Federal prosecutors in Southern California have won a guilty plea from a New Jersey-based Panasonic employee who accepted bribes from Orange County businessmen seeking to cheat the Japanese conglomerate out of millions of dollars.
Sean Volin–a supply manager in Secaucus, New Jersey–violated federal honest services laws by “accepting a stream of illicit payments” for at least six years from officials at Trustin Technology, a Tustin-based subcontractor to Panasonic.
According to a U.S. Department of Justice report, Volin secretly agreed not to obtain price reductions for Panasonic on purchases of hard drives from Trustin Technology if huge sums–some as large as $45,000 or $67,000–were routinely deposited into a bank account he created using a fake corporation, Vosema Consulting, Inc.
In addition to $665,000 in bribes, Volin–who made sure Trustin Technology received tens of millions of dollars in business from Panasonic–also accepted expense-paid trips to Las Vegas, Kentucky Derby and Napa Valley's wine country as well as cash to buy a home.
Federal prosecutor Andrew D. Stolper filed a criminal information complaint against Volin in late January and within days the cheater acknowledged guilt.
No sentencing date has been scheduled inside Orange County's Ronald Reagan Federal Courthouse, but Volin–who was born in 1975–faces a maximum punishment of 20 years in prison and a fine twice the size of Panasonic's loss.
Stolper and his DOJ colleague, Brett A. Sagel, have also won a plea agreement with William McMahon, Trustin Technology's CEO who participated in the bribery scheme, according to court records.
McMahon hasn't been formally punished either.

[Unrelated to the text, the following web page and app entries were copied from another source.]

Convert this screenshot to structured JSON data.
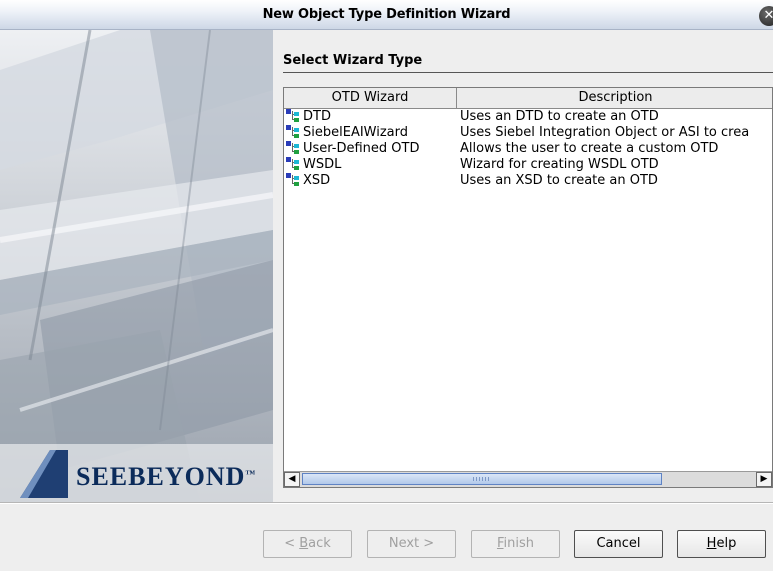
{
  "window": {
    "title": "New Object Type Definition Wizard",
    "close_glyph": "✕"
  },
  "brand": {
    "logo_text": "SEEBEYOND",
    "tm": "™"
  },
  "page": {
    "section_title": "Select Wizard Type"
  },
  "table": {
    "columns": [
      "OTD Wizard",
      "Description"
    ],
    "rows": [
      {
        "name": "DTD",
        "description": "Uses an DTD to create an OTD"
      },
      {
        "name": "SiebelEAIWizard",
        "description": "Uses Siebel Integration Object or ASI to crea"
      },
      {
        "name": "User-Defined OTD",
        "description": "Allows the user to create a custom OTD"
      },
      {
        "name": "WSDL",
        "description": "Wizard for creating WSDL OTD"
      },
      {
        "name": "XSD",
        "description": "Uses an XSD to create an OTD"
      }
    ],
    "row_icon": "otd-tree-icon",
    "scroll_left_glyph": "◀",
    "scroll_right_glyph": "▶"
  },
  "buttons": {
    "back": {
      "pre": "< ",
      "mn": "B",
      "post": "ack",
      "enabled": false
    },
    "next": {
      "label": "Next >",
      "enabled": false
    },
    "finish": {
      "mn": "F",
      "post": "inish",
      "enabled": false
    },
    "cancel": {
      "label": "Cancel",
      "enabled": true
    },
    "help": {
      "mn": "H",
      "post": "elp",
      "enabled": true
    }
  },
  "colors": {
    "title_bar": "#eef2f8",
    "thumb": "#b2c8ea",
    "background": "#eeeeee"
  }
}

And, talk about a cesspool corporate environment, Jean Joseph Ibrahim, a onetime Rancho Santa Margarita resident and chief financial officer at Trustin Technology, admitted in 2012 that he embezzled more than $15 million.
Ibrahim, who was born in 1978 and enjoyed a $180,000 a year salary, is scheduled to learn his punishment next month by U.S. District Court Judge Andrew J. Guilford.
Trustin Technology has been represented by Wayne Gross, the former head of the DOJ's Santa Ana operations and the man who asked ex-OC Sheriff Mike Carona to lobby for his appointment to the bench at the same time Carona was under investigation for corruption by the FBI and IRS. Unsuccessful in this quest, Gross quit DOJ for private practice. He now works at Greenberg Traurig's Irvine offices and is president of the Orange County Bar Association.
Carona is presently a federal prison inmate.
R. Scott Moxley’s award-winning investigative journalism has touched nerves for two decades. An angry congressman threatened to break Moxley’s knee caps. A dirty sheriff promised his critical reporting was irrelevant and then landed in prison. The U.S. House of Representatives debated his work. Federal prosecutors credited his stories for the arrest of a doctor who sold fake medicine to dying patients. Moxley has won Journalist of the Year honors at the Los Angeles Press Club; been named Distinguished Journalist of the Year by the LA Society of Professional Journalists; and hailed by two New York Times Magazine writers for his “herculean job” exposing Southern California law enforcement corruption.